The FDA also cleared Abbott’s CentriMag Pre-Connected Pack – a packaged system with several pre-connected components of the CentriMag system designed to accelerate the deployment of the life support system.
"With the two new FDA clearances, physicians can deploy support in fewer steps and are provided more time to get their patients the necessary treatment during a critical window,” said Robert Kormos, vice-president for global medical affairs in Abbott's heart failure business.
Researchers Identify 'Breakthrough' Parkinson's Biomarker
The Parkinson's Progression Markers Initiative (PPMI) has developed an assay that classifies people with Parkinson's disease with high sensitivity and specificity.
In a paper in The Lancet Neurology, researchers led by Andrew Siderowf of the University of Pennsylvania in Philadelphia describe their alpha-synuclein seed amplification assay (αSyn-SAA) and present the results of an 1,123-patient study showing that the αSyn-SAA can distinguish Parkinson's from control volunteers with an 88% sensitivity and 96% specificity.
"Validation of this biomarker launches a new, biological era in Parkinson's research." – Kenneth Marek

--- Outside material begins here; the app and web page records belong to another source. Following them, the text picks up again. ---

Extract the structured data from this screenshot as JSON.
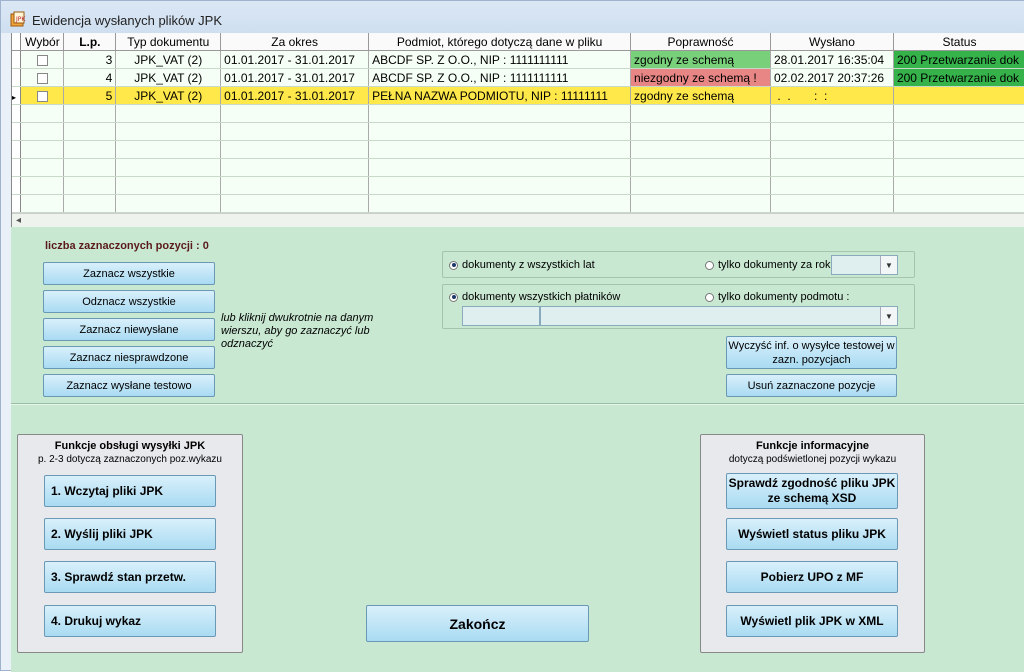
{
  "window": {
    "title": "Ewidencja wysłanych plików JPK"
  },
  "grid": {
    "headers": [
      "Wybór",
      "L.p.",
      "Typ dokumentu",
      "Za okres",
      "Podmiot, którego dotyczą dane w pliku",
      "Poprawność",
      "Wysłano",
      "Status"
    ],
    "rows": [
      {
        "lp": "3",
        "typ": "JPK_VAT (2)",
        "okres": "01.01.2017 - 31.01.2017",
        "podmiot": "ABCDF SP. Z O.O.,  NIP : 1111111111",
        "poprawnosc": "zgodny ze schemą",
        "wyslano": "28.01.2017 16:35:04",
        "status": "200 Przetwarzanie dok"
      },
      {
        "lp": "4",
        "typ": "JPK_VAT (2)",
        "okres": "01.01.2017 - 31.01.2017",
        "podmiot": "ABCDF SP. Z O.O.,  NIP : 1111111111",
        "poprawnosc": "niezgodny ze schemą !",
        "wyslano": "02.02.2017 20:37:26",
        "status": "200 Przetwarzanie dok"
      },
      {
        "lp": "5",
        "typ": "JPK_VAT (2)",
        "okres": "01.01.2017 - 31.01.2017",
        "podmiot": "PEŁNA NAZWA PODMIOTU,  NIP : 11111111",
        "poprawnosc": "zgodny ze schemą",
        "wyslano": " .  .       :  :",
        "status": ""
      }
    ],
    "scroll_left_glyph": "◂",
    "row_pointer_glyph": "▸"
  },
  "selection": {
    "count_label": "liczba zaznaczonych pozycji : 0",
    "buttons": [
      "Zaznacz wszystkie",
      "Odznacz wszystkie",
      "Zaznacz niewysłane",
      "Zaznacz niesprawdzone",
      "Zaznacz wysłane testowo"
    ],
    "hint": "lub kliknij dwukrotnie na danym wierszu, aby go zaznaczyć lub odznaczyć"
  },
  "filters": {
    "year_all": "dokumenty z wszystkich lat",
    "year_only": "tylko dokumenty za rok :",
    "payer_all": "dokumenty wszystkich płatników",
    "payer_only": "tylko dokumenty podmotu :"
  },
  "actions": {
    "clear_test": "Wyczyść inf. o wysyłce testowej w zazn. pozycjach",
    "remove_selected": "Usuń zaznaczone pozycje"
  },
  "send_functions": {
    "title": "Funkcje obsługi wysyłki JPK",
    "subtitle": "p. 2-3 dotyczą zaznaczonych poz.wykazu",
    "buttons": [
      "1. Wczytaj pliki JPK",
      "2. Wyślij pliki JPK",
      "3. Sprawdź stan przetw.",
      "4. Drukuj wykaz"
    ]
  },
  "close_button": "Zakończ",
  "info_functions": {
    "title": "Funkcje informacyjne",
    "subtitle": "dotyczą podświetlonej pozycji wykazu",
    "buttons": [
      "Sprawdź zgodność pliku JPK ze schemą XSD",
      "Wyświetl status pliku JPK",
      "Pobierz UPO z MF",
      "Wyświetl plik JPK w XML"
    ]
  },
  "colors": {
    "ok": "#79d07a",
    "bad": "#e88585",
    "status_ok": "#35b24a",
    "active_row": "#ffe94a",
    "panel": "#c9e8d2"
  }
}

"Validation of this biomarker launches a new, biological era in Parkinson's research," said PPMI principal investigator Kenneth Marek. "Using αSyn-SAA, we are already unlocking new understanding of Parkinson's, which will transform every aspect of drug development and ultimately clinical care."
PPMI is funded by the Michael J Fox Foundation and about three-dozen pharmaceutical companies and philanthropies.
Michael J. Fox said, "I am deeply moved by this breakthrough and endlessly grateful to the researchers, study participants and funders who have endeavored to bring us this far. When we started PPMI, we weren't casting about for fish — we were going after a whale. Now, here we are. Together we are making a cure for Parkinson's inevitable."